Give every entry again, word for word.

-- Provided information --
____

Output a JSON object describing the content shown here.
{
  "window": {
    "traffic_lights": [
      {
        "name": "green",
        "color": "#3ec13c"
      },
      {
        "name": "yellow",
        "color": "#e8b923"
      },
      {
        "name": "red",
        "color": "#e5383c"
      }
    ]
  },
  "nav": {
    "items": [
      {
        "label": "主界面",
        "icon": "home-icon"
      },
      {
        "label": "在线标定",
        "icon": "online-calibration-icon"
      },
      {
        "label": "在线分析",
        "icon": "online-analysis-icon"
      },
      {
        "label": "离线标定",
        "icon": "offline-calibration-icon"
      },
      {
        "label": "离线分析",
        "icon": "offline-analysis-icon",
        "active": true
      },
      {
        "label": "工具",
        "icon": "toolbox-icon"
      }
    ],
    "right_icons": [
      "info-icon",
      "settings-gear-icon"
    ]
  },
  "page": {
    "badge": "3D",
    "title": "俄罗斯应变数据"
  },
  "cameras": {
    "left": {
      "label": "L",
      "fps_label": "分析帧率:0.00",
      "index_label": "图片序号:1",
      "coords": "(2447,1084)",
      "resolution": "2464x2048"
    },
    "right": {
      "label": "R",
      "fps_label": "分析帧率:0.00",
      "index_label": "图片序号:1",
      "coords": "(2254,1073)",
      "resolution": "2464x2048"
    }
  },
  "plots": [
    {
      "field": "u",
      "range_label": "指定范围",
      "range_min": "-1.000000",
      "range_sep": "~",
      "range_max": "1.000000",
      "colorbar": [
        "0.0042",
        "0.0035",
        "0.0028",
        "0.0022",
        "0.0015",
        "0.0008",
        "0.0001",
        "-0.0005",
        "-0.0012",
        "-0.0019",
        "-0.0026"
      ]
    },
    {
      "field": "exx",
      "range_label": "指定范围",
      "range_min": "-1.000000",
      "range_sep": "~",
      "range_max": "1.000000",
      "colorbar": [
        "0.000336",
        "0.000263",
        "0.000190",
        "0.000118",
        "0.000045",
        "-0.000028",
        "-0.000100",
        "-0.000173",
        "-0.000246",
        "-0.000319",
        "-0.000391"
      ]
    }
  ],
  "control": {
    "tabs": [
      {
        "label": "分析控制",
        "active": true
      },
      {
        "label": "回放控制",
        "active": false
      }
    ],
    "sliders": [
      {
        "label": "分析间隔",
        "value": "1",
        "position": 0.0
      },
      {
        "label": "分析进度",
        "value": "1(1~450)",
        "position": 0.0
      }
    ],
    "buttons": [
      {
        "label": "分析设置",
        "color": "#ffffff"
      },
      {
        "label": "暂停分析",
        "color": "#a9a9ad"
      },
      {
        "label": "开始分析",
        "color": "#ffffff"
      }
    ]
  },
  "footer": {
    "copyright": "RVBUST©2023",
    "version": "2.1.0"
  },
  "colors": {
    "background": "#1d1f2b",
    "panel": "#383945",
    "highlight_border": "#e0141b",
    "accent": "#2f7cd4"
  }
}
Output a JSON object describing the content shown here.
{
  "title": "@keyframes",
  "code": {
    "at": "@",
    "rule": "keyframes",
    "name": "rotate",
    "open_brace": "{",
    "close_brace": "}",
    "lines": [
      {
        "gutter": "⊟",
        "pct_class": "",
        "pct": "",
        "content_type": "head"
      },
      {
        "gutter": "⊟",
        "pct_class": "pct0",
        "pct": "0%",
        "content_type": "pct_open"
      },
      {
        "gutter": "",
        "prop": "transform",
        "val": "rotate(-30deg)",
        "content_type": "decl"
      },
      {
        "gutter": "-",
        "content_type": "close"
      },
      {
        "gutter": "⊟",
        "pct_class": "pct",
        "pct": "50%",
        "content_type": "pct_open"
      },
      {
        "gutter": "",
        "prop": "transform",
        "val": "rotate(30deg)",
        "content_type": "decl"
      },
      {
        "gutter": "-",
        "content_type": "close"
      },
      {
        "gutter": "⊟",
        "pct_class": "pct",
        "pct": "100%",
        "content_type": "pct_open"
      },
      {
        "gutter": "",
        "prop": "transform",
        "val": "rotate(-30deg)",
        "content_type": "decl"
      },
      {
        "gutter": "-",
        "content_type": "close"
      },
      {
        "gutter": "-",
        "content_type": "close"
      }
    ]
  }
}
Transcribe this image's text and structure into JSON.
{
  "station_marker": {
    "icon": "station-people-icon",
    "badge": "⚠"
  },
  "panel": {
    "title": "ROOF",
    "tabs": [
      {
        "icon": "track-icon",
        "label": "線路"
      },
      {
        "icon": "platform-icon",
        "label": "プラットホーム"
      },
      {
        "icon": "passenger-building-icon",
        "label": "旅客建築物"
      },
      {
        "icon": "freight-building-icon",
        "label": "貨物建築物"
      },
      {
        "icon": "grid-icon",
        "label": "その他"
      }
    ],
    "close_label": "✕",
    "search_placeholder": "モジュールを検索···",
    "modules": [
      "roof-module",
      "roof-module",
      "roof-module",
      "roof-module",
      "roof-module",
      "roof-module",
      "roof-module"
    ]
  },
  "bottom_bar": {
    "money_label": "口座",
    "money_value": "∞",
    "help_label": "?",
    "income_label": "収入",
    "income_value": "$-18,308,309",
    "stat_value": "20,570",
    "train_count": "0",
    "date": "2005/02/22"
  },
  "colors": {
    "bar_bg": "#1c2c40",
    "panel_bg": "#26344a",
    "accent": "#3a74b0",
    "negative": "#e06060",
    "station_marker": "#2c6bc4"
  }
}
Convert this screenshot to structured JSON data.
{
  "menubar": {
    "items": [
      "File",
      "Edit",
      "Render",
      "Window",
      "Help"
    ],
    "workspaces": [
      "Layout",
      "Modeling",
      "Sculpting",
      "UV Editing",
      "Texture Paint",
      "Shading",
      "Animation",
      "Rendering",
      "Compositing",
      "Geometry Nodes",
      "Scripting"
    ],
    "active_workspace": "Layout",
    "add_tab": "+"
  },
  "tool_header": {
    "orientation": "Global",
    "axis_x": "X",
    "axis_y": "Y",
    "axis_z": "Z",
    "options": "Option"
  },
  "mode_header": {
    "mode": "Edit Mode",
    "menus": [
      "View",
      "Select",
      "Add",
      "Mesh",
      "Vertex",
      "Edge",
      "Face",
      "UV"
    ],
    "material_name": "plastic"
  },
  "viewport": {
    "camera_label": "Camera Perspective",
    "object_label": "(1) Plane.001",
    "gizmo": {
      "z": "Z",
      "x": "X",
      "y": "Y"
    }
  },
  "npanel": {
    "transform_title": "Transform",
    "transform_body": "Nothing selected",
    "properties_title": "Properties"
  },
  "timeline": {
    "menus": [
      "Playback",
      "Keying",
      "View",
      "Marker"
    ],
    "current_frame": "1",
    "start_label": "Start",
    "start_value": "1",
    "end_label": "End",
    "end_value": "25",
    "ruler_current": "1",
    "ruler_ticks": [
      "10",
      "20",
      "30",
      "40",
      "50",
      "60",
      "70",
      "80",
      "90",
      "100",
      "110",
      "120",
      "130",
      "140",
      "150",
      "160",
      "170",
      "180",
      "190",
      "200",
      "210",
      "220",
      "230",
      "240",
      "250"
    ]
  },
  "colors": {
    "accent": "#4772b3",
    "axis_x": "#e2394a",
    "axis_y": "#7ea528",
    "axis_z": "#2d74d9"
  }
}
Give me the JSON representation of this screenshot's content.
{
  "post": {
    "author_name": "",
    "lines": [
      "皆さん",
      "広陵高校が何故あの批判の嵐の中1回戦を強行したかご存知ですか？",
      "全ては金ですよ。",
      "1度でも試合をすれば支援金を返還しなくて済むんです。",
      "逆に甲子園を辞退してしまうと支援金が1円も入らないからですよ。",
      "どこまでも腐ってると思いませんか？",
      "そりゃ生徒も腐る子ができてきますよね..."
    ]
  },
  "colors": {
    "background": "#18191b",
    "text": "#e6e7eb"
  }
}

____

-- Answer box --
Output a JSON object describing the content shown here.
{
  "window": {
    "traffic_lights": [
      {
        "name": "green",
        "color": "#3ec13c"
      },
      {
        "name": "yellow",
        "color": "#e8b923"
      },
      {
        "name": "red",
        "color": "#e5383c"
      }
    ]
  },
  "nav": {
    "items": [
      {
        "label": "主界面",
        "icon": "home-icon"
      },
      {
        "label": "在线标定",
        "icon": "online-calibration-icon"
      },
      {
        "label": "在线分析",
        "icon": "online-analysis-icon"
      },
      {
        "label": "离线标定",
        "icon": "offline-calibration-icon"
      },
      {
        "label": "离线分析",
        "icon": "offline-analysis-icon",
        "active": true
      },
      {
        "label": "工具",
        "icon": "toolbox-icon"
      }
    ],
    "right_icons": [
      "info-icon",
      "settings-gear-icon"
    ]
  },
  "page": {
    "badge": "3D",
    "title": "俄罗斯应变数据"
  },
  "cameras": {
    "left": {
      "label": "L",
      "fps_label": "分析帧率:0.00",
      "index_label": "图片序号:1",
      "coords": "(2447,1084)",
      "resolution": "2464x2048"
    },
    "right": {
      "label": "R",
      "fps_label": "分析帧率:0.00",
      "index_label": "图片序号:1",
      "coords": "(2254,1073)",
      "resolution": "2464x2048"
    }
  },
  "plots": [
    {
      "field": "u",
      "range_label": "指定范围",
      "range_min": "-1.000000",
      "range_sep": "~",
      "range_max": "1.000000",
      "colorbar": [
        "0.0042",
        "0.0035",
        "0.0028",
        "0.0022",
        "0.0015",
        "0.0008",
        "0.0001",
        "-0.0005",
        "-0.0012",
        "-0.0019",
        "-0.0026"
      ]
    },
    {
      "field": "exx",
      "range_label": "指定范围",
      "range_min": "-1.000000",
      "range_sep": "~",
      "range_max": "1.000000",
      "colorbar": [
        "0.000336",
        "0.000263",
        "0.000190",
        "0.000118",
        "0.000045",
        "-0.000028",
        "-0.000100",
        "-0.000173",
        "-0.000246",
        "-0.000319",
        "-0.000391"
      ]
    }
  ],
  "control": {
    "tabs": [
      {
        "label": "分析控制",
        "active": true
      },
      {
        "label": "回放控制",
        "active": false
      }
    ],
    "sliders": [
      {
        "label": "分析间隔",
        "value": "1",
        "position": 0.0
      },
      {
        "label": "分析进度",
        "value": "1(1~450)",
        "position": 0.0
      }
    ],
    "buttons": [
      {
        "label": "分析设置",
        "color": "#ffffff"
      },
      {
        "label": "暂停分析",
        "color": "#a9a9ad"
      },
      {
        "label": "开始分析",
        "color": "#ffffff"
      }
    ]
  },
  "footer": {
    "copyright": "RVBUST©2023",
    "version": "2.1.0"
  },
  "colors": {
    "background": "#1d1f2b",
    "panel": "#383945",
    "highlight_border": "#e0141b",
    "accent": "#2f7cd4"
  }
}
Output a JSON object describing the content shown here.
{
  "title": "@keyframes",
  "code": {
    "at": "@",
    "rule": "keyframes",
    "name": "rotate",
    "open_brace": "{",
    "close_brace": "}",
    "lines": [
      {
        "gutter": "⊟",
        "pct_class": "",
        "pct": "",
        "content_type": "head"
      },
      {
        "gutter": "⊟",
        "pct_class": "pct0",
        "pct": "0%",
        "content_type": "pct_open"
      },
      {
        "gutter": "",
        "prop": "transform",
        "val": "rotate(-30deg)",
        "content_type": "decl"
      },
      {
        "gutter": "-",
        "content_type": "close"
      },
      {
        "gutter": "⊟",
        "pct_class": "pct",
        "pct": "50%",
        "content_type": "pct_open"
      },
      {
        "gutter": "",
        "prop": "transform",
        "val": "rotate(30deg)",
        "content_type": "decl"
      },
      {
        "gutter": "-",
        "content_type": "close"
      },
      {
        "gutter": "⊟",
        "pct_class": "pct",
        "pct": "100%",
        "content_type": "pct_open"
      },
      {
        "gutter": "",
        "prop": "transform",
        "val": "rotate(-30deg)",
        "content_type": "decl"
      },
      {
        "gutter": "-",
        "content_type": "close"
      },
      {
        "gutter": "-",
        "content_type": "close"
      }
    ]
  }
}
Transcribe this image's text and structure into JSON.
{
  "station_marker": {
    "icon": "station-people-icon",
    "badge": "⚠"
  },
  "panel": {
    "title": "ROOF",
    "tabs": [
      {
        "icon": "track-icon",
        "label": "線路"
      },
      {
        "icon": "platform-icon",
        "label": "プラットホーム"
      },
      {
        "icon": "passenger-building-icon",
        "label": "旅客建築物"
      },
      {
        "icon": "freight-building-icon",
        "label": "貨物建築物"
      },
      {
        "icon": "grid-icon",
        "label": "その他"
      }
    ],
    "close_label": "✕",
    "search_placeholder": "モジュールを検索···",
    "modules": [
      "roof-module",
      "roof-module",
      "roof-module",
      "roof-module",
      "roof-module",
      "roof-module",
      "roof-module"
    ]
  },
  "bottom_bar": {
    "money_label": "口座",
    "money_value": "∞",
    "help_label": "?",
    "income_label": "収入",
    "income_value": "$-18,308,309",
    "stat_value": "20,570",
    "train_count": "0",
    "date": "2005/02/22"
  },
  "colors": {
    "bar_bg": "#1c2c40",
    "panel_bg": "#26344a",
    "accent": "#3a74b0",
    "negative": "#e06060",
    "station_marker": "#2c6bc4"
  }
}
Convert this screenshot to structured JSON data.
{
  "menubar": {
    "items": [
      "File",
      "Edit",
      "Render",
      "Window",
      "Help"
    ],
    "workspaces": [
      "Layout",
      "Modeling",
      "Sculpting",
      "UV Editing",
      "Texture Paint",
      "Shading",
      "Animation",
      "Rendering",
      "Compositing",
      "Geometry Nodes",
      "Scripting"
    ],
    "active_workspace": "Layout",
    "add_tab": "+"
  },
  "tool_header": {
    "orientation": "Global",
    "axis_x": "X",
    "axis_y": "Y",
    "axis_z": "Z",
    "options": "Option"
  },
  "mode_header": {
    "mode": "Edit Mode",
    "menus": [
      "View",
      "Select",
      "Add",
      "Mesh",
      "Vertex",
      "Edge",
      "Face",
      "UV"
    ],
    "material_name": "plastic"
  },
  "viewport": {
    "camera_label": "Camera Perspective",
    "object_label": "(1) Plane.001",
    "gizmo": {
      "z": "Z",
      "x": "X",
      "y": "Y"
    }
  },
  "npanel": {
    "transform_title": "Transform",
    "transform_body": "Nothing selected",
    "properties_title": "Properties"
  },
  "timeline": {
    "menus": [
      "Playback",
      "Keying",
      "View",
      "Marker"
    ],
    "current_frame": "1",
    "start_label": "Start",
    "start_value": "1",
    "end_label": "End",
    "end_value": "25",
    "ruler_current": "1",
    "ruler_ticks": [
      "10",
      "20",
      "30",
      "40",
      "50",
      "60",
      "70",
      "80",
      "90",
      "100",
      "110",
      "120",
      "130",
      "140",
      "150",
      "160",
      "170",
      "180",
      "190",
      "200",
      "210",
      "220",
      "230",
      "240",
      "250"
    ]
  },
  "colors": {
    "accent": "#4772b3",
    "axis_x": "#e2394a",
    "axis_y": "#7ea528",
    "axis_z": "#2d74d9"
  }
}
Give me the JSON representation of this screenshot's content.
{
  "post": {
    "author_name": "",
    "lines": [
      "皆さん",
      "広陵高校が何故あの批判の嵐の中1回戦を強行したかご存知ですか？",
      "全ては金ですよ。",
      "1度でも試合をすれば支援金を返還しなくて済むんです。",
      "逆に甲子園を辞退してしまうと支援金が1円も入らないからですよ。",
      "どこまでも腐ってると思いませんか？",
      "そりゃ生徒も腐る子ができてきますよね..."
    ]
  },
  "colors": {
    "background": "#18191b",
    "text": "#e6e7eb"
  }
}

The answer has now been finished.